This time around, things won't be quite so easy. The NFL is a copycat league. Opposing coordinators have been working for the past eight months on new ways to stop the Packers' five-wide and spread offensive sets. Some of the Packers' tricks may still work, but it's a good bet that quite a few have been figured out.
The key for this season is Grant (and to a lesser degree, Starks). If the Packers continue to spread teams wide but now have the option to run draws, screens and reverses through Grant, opposing defenses will be forced to play honestly. That should open up Driver, Jennings, Jones and Finley for QB Aaron Rodgers.

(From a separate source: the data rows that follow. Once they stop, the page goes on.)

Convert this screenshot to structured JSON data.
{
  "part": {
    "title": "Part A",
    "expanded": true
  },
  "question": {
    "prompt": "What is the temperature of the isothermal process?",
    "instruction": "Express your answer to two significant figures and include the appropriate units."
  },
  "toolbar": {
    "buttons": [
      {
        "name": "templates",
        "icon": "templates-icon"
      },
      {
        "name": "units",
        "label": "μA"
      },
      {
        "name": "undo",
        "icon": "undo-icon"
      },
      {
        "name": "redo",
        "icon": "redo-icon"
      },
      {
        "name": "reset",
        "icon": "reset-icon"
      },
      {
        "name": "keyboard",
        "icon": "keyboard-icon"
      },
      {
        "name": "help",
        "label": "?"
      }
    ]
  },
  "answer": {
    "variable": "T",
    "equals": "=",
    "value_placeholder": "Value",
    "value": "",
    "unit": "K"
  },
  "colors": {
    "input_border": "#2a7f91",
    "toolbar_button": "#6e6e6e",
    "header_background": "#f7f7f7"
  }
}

Grant's return is key for another reason: he can grind out tough yards. The Packer defense, as dominant as it was during parts of 2010, did occasionally show signs of wear and tear. With a solid running game headlined by the duo of Grant and Starks, Green Bay should be able to keep their defense resting on the sideline. The less time the opposition has to work, the more intense the pressure from Dom Caper's defense can become. That can only mean good things for the Packers' repeat hopes.